Data about app and page elements

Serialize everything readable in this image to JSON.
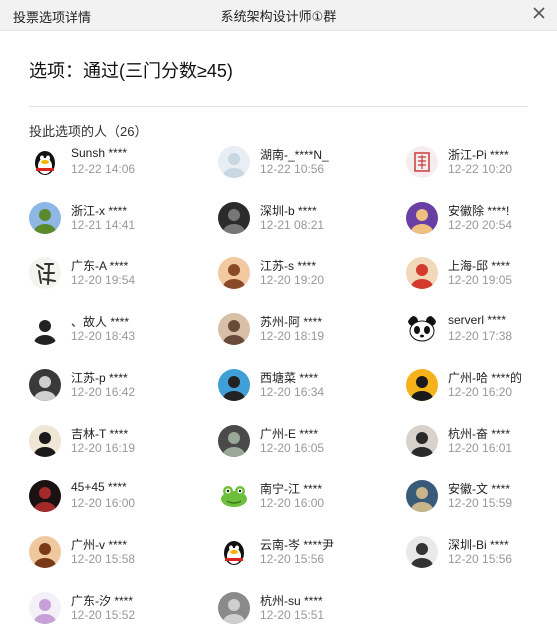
{
  "window": {
    "left_title": "投票选项详情",
    "center_title": "系统架构设计师①群"
  },
  "option": {
    "title": "选项：通过(三门分数≥45)"
  },
  "voters_label": "投此选项的人（26）",
  "voters": [
    {
      "name": "Sunsh ****",
      "time": "12-22 14:06",
      "avatar": "qq-penguin-icon"
    },
    {
      "name": "湖南-_****N_",
      "time": "12-22 10:56",
      "avatar": "cartoon-cat-avatar"
    },
    {
      "name": "浙江-Pi ****",
      "time": "12-22 10:20",
      "avatar": "seal-stamp-avatar"
    },
    {
      "name": "浙江-x ****",
      "time": "12-21 14:41",
      "avatar": "tree-landscape-avatar"
    },
    {
      "name": "深圳-b ****",
      "time": "12-21 08:21",
      "avatar": "dark-portrait-avatar"
    },
    {
      "name": "安徽除 ****!",
      "time": "12-20 20:54",
      "avatar": "glasses-cartoon-avatar"
    },
    {
      "name": "广东-A ****",
      "time": "12-20 19:54",
      "avatar": "calligraphy-avatar"
    },
    {
      "name": "江苏-s ****",
      "time": "12-20 19:20",
      "avatar": "cartoon-boy-avatar"
    },
    {
      "name": "上海-邱 ****",
      "time": "12-20 19:05",
      "avatar": "cartoon-face-avatar"
    },
    {
      "name": "、故人 ****",
      "time": "12-20 18:43",
      "avatar": "anime-girl-avatar"
    },
    {
      "name": "苏州-阿 ****",
      "time": "12-20 18:19",
      "avatar": "child-photo-avatar"
    },
    {
      "name": "serverl ****",
      "time": "12-20 17:38",
      "avatar": "panda-avatar"
    },
    {
      "name": "江苏-p ****",
      "time": "12-20 16:42",
      "avatar": "silhouette-avatar"
    },
    {
      "name": "西塘菜 ****",
      "time": "12-20 16:34",
      "avatar": "glasses-boy-avatar"
    },
    {
      "name": "广州-哈 ****的",
      "time": "12-20 16:20",
      "avatar": "sunset-tree-avatar"
    },
    {
      "name": "吉林-T ****",
      "time": "12-20 16:19",
      "avatar": "black-cat-avatar"
    },
    {
      "name": "广州-E ****",
      "time": "12-20 16:05",
      "avatar": "person-photo-avatar"
    },
    {
      "name": "杭州-奋 ****",
      "time": "12-20 16:01",
      "avatar": "couple-photo-avatar"
    },
    {
      "name": "45+45 ****",
      "time": "12-20 16:00",
      "avatar": "red-dark-avatar"
    },
    {
      "name": "南宁-江 ****",
      "time": "12-20 16:00",
      "avatar": "green-frog-avatar"
    },
    {
      "name": "安徽-文 ****",
      "time": "12-20 15:59",
      "avatar": "landscape-avatar"
    },
    {
      "name": "广州-v ****",
      "time": "12-20 15:58",
      "avatar": "anime-boy-avatar"
    },
    {
      "name": "云南-岑 ****尹",
      "time": "12-20 15:56",
      "avatar": "qq-penguin-icon"
    },
    {
      "name": "深圳-Bi ****",
      "time": "12-20 15:56",
      "avatar": "gray-sky-avatar"
    },
    {
      "name": "广东-汐 ****",
      "time": "12-20 15:52",
      "avatar": "girl-drawing-avatar"
    },
    {
      "name": "杭州-su ****",
      "time": "12-20 15:51",
      "avatar": "gray-cat-avatar"
    }
  ]
}
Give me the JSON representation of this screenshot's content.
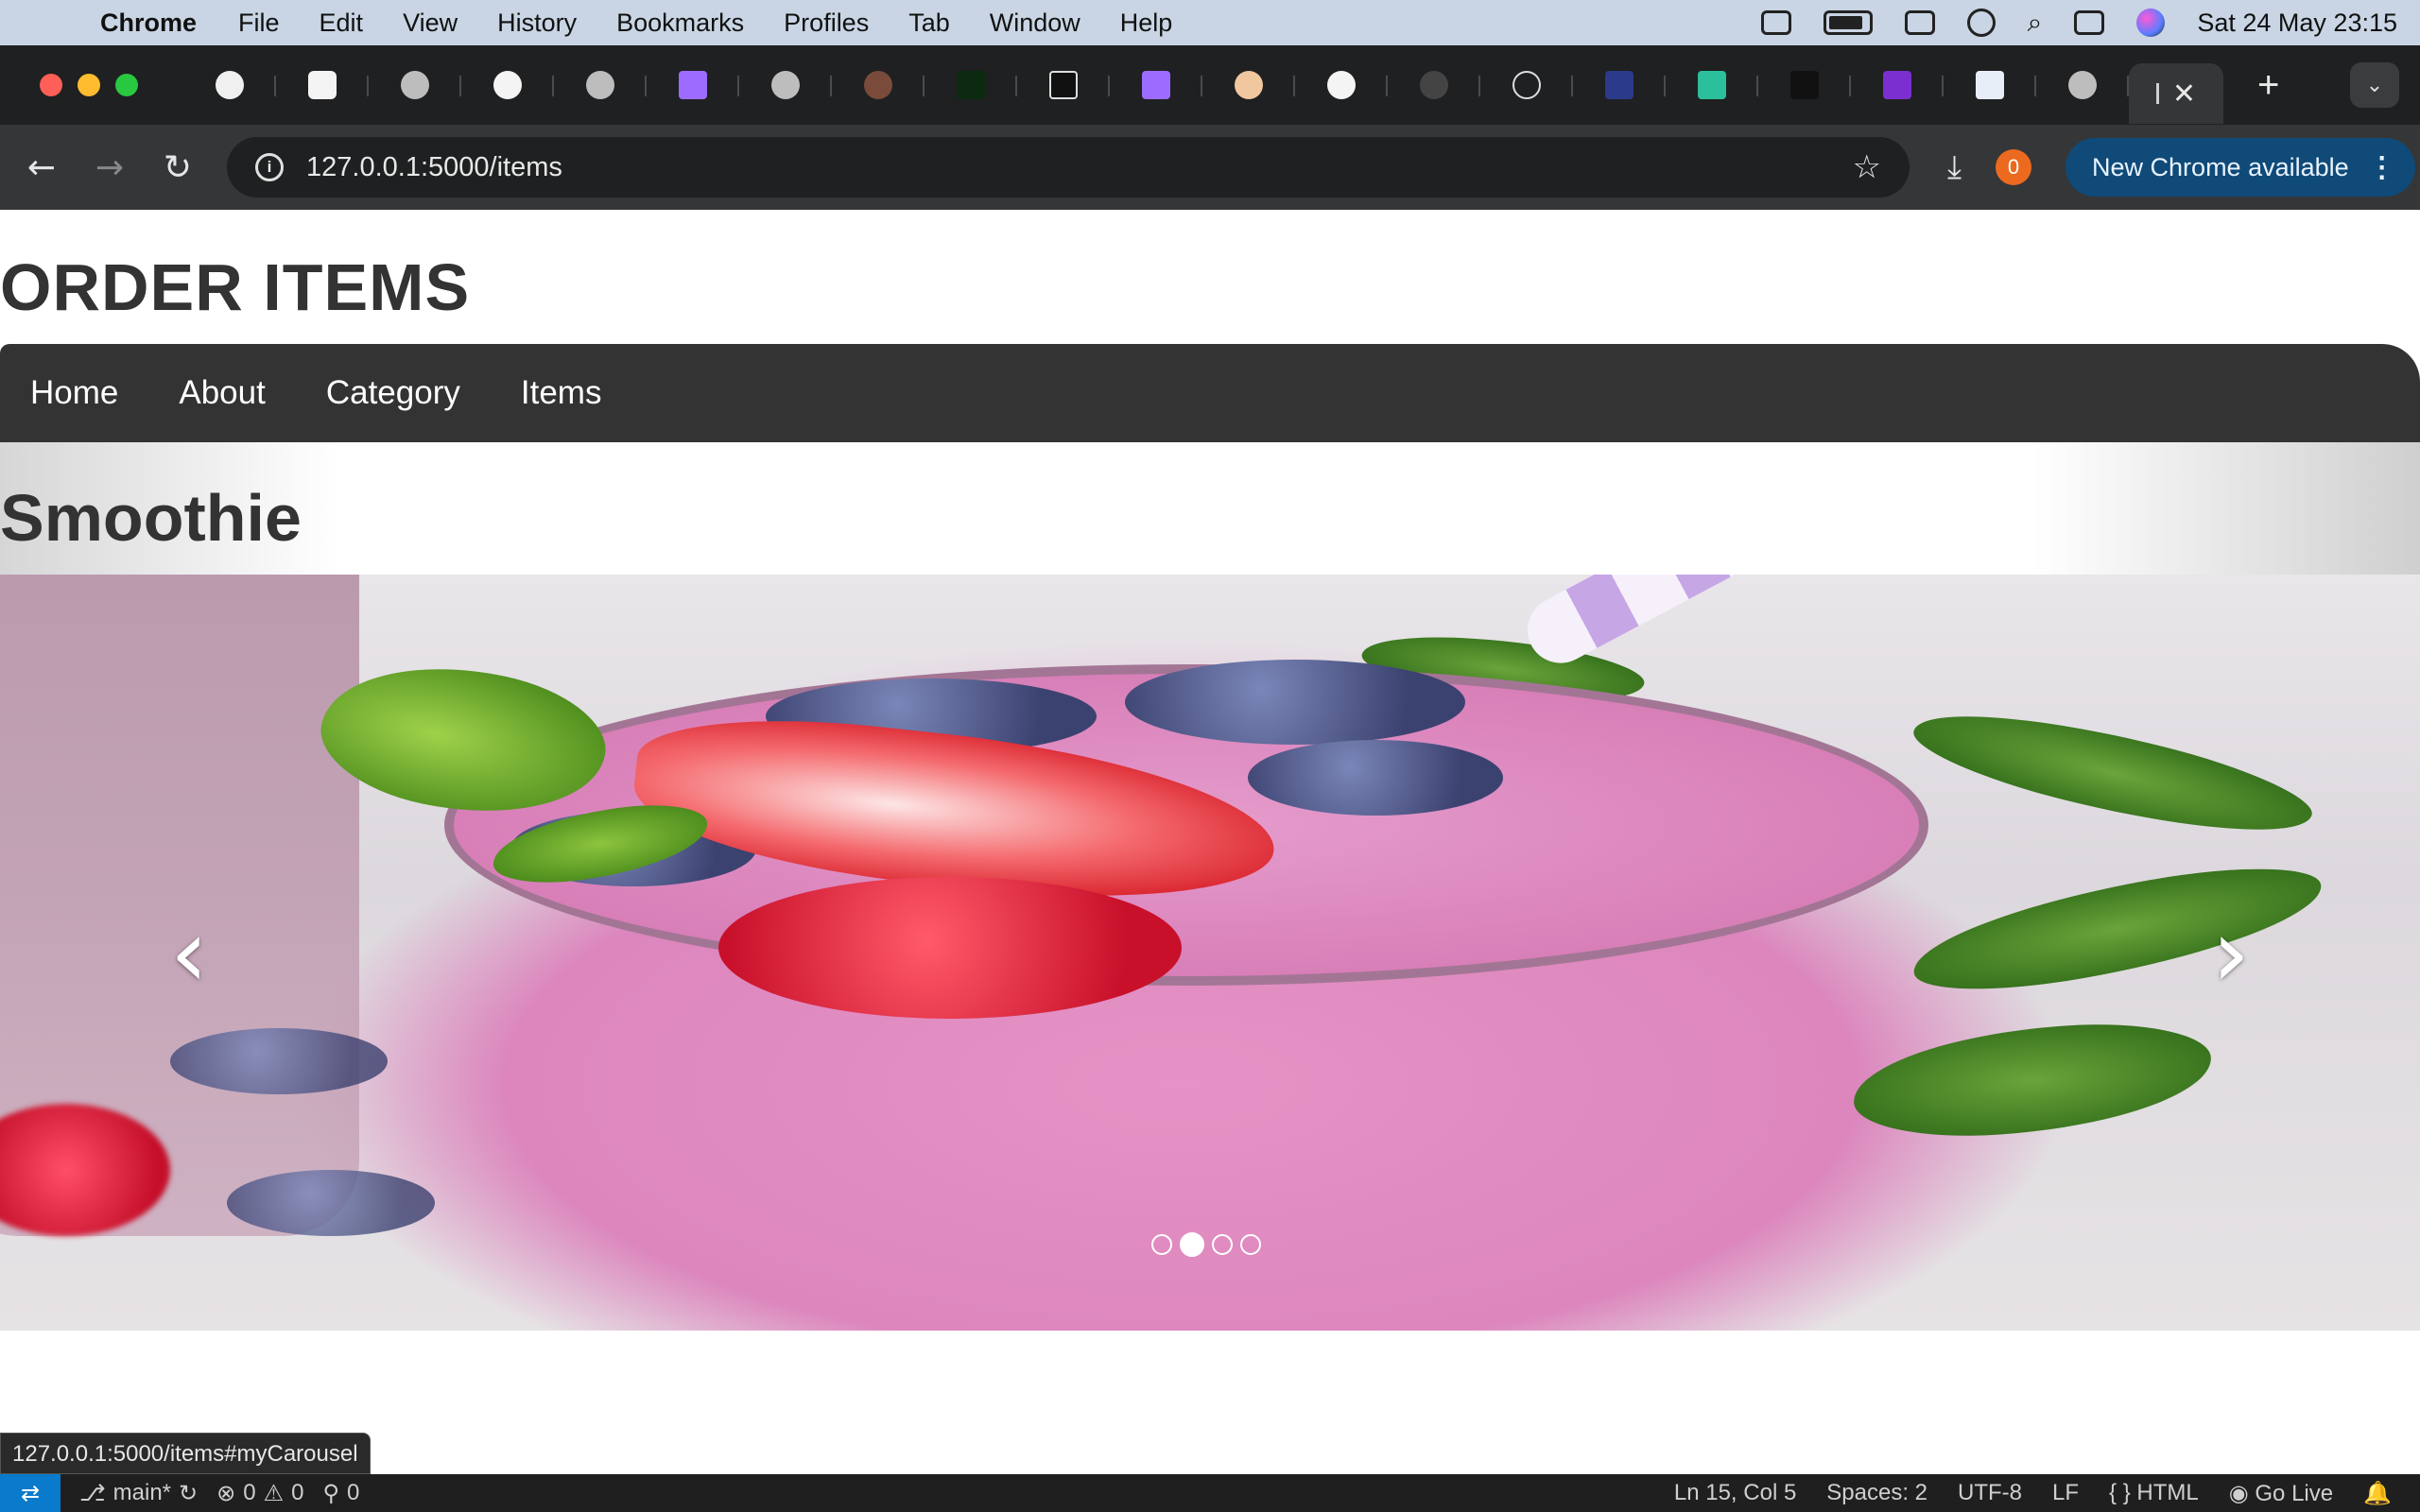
{
  "menubar": {
    "app_name": "Chrome",
    "items": [
      "File",
      "Edit",
      "View",
      "History",
      "Bookmarks",
      "Profiles",
      "Tab",
      "Window",
      "Help"
    ],
    "clock": "Sat 24 May  23:15"
  },
  "browser": {
    "url": "127.0.0.1:5000/items",
    "extension_badge": "0",
    "update_label": "New Chrome available",
    "tab_count_visible": 21
  },
  "site": {
    "title": "ORDER ITEMS",
    "nav": [
      "Home",
      "About",
      "Category",
      "Items"
    ]
  },
  "carousel": {
    "slide_title": "Smoothie",
    "prev_glyph": "‹",
    "next_glyph": "›",
    "indicator_count": 4,
    "active_indicator": 2
  },
  "status_url": "127.0.0.1:5000/items#myCarousel",
  "vscode_status": {
    "branch": "main*",
    "errors": "0",
    "warnings": "0",
    "ports": "0",
    "position": "Ln 15, Col 5",
    "spaces": "Spaces: 2",
    "encoding": "UTF-8",
    "eol": "LF",
    "language": "HTML",
    "go_live": "Go Live"
  },
  "colors": {
    "site_nav_bg": "#333333",
    "update_pill": "#0f4a78",
    "extension_badge": "#ec6a1f",
    "vscode_remote": "#0a7acc"
  }
}
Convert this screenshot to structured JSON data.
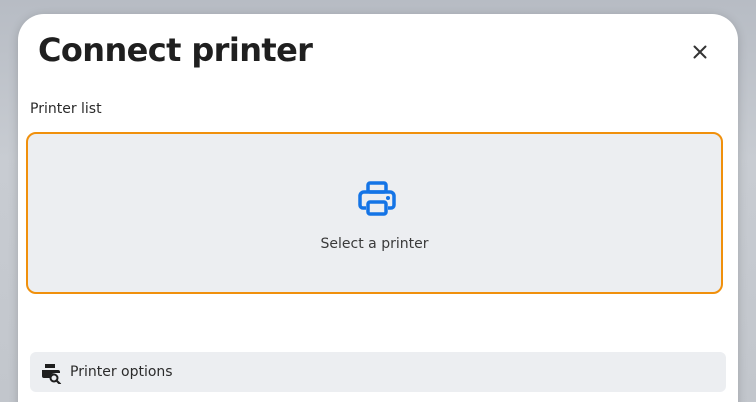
{
  "dialog": {
    "title": "Connect printer",
    "close_icon": "close-icon"
  },
  "printer_list": {
    "label": "Printer list",
    "placeholder": "Select a printer",
    "icon": "printer-icon",
    "border_color": "#f0900c",
    "icon_color": "#1474e6"
  },
  "printer_options": {
    "label": "Printer options",
    "icon": "printer-search-icon"
  }
}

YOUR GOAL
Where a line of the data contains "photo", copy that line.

ANSWER AREA
      "avatar": "child-photo-avatar"
      "avatar": "person-photo-avatar"
      "avatar": "couple-photo-avatar"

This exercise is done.